Boris Johnson claims to be “minister for the Union”. You might as well have a fox declare himself “minister for the Henhouse”.

The Conservatives just don’t “get” devolution – they never have. When the Scottish parliament was established they opposed it, and they have never seemed at ease within the confines of devolved government, at a national or local level. For them authority comes from the top and if there happens to be a clash between that and what individuals at the local level want – too bad.

Unfortunately for Scotland, however, the SNP just don’t “get” devolution either.

For them, devolution starts at Holyrood and ends in the first minister’s residence in Bute House. Ever since they came to power in 2007 the SNP have taken swipes at local authorities and local control, centralising and stripping away money and power from communities. As these powers are hoarded in Holyrood, local people – particularly those in areas outside the central belt of Scotland – lose out.

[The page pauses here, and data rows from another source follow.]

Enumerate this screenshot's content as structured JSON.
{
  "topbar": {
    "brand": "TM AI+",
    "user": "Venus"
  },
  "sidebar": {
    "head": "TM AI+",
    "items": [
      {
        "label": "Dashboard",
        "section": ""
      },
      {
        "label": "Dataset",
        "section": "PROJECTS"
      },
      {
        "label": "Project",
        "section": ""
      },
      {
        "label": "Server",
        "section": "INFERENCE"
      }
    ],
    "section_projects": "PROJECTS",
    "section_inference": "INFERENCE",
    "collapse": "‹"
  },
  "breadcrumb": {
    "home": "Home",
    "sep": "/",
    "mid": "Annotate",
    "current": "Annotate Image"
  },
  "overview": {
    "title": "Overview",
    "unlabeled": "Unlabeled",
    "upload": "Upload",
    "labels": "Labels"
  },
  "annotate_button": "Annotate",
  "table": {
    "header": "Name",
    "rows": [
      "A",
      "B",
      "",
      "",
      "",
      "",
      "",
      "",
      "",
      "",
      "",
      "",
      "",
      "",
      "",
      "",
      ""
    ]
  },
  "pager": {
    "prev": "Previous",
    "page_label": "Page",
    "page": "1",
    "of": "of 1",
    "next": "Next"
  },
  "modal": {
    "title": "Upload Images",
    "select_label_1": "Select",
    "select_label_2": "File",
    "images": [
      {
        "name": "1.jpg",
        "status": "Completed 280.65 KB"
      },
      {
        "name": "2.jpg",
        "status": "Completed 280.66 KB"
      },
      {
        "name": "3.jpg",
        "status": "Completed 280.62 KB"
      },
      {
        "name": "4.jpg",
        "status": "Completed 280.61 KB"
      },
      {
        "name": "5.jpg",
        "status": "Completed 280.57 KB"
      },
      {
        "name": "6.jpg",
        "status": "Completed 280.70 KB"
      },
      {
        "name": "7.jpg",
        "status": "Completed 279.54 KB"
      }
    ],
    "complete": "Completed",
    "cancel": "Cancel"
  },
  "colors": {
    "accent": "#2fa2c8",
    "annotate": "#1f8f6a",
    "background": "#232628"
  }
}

Police, fire services, economic development, the list goes on. Air traffic control and local health boards are next on the chopping block if we do not change course.

The handling of the covid pandemic has shown that local control produces better governance and certainly more accountable government. Despite the spin, the centralised approach of the SNP and the Conservatives has let us down too many times. As we look to move forward and put recovery front and centre we need to look at what works.

It is time to back a more liberal approach – one that can put local powers and community control at its heart. After all, devolution was never supposed to be a one-time affair. It was never supposed to come at the expense of local communities. The lessons of devolved government can and should be applied just as well to our councils and regions.

Between two parties unwilling to allow anyone else a share of control, it’s time to take a third way – and make liberal, decentralised government the route forward. Instead of undermining devolution and local government we should be seeking to expand it. That is how we will revitalise education, our economy and our communities. If the SNP and the Conservatives are unwilling to do so then we need to empower those who will. Scottish Liberal Democrats are ready to lead that fight for our local communities – and put a bottom-up recovery first.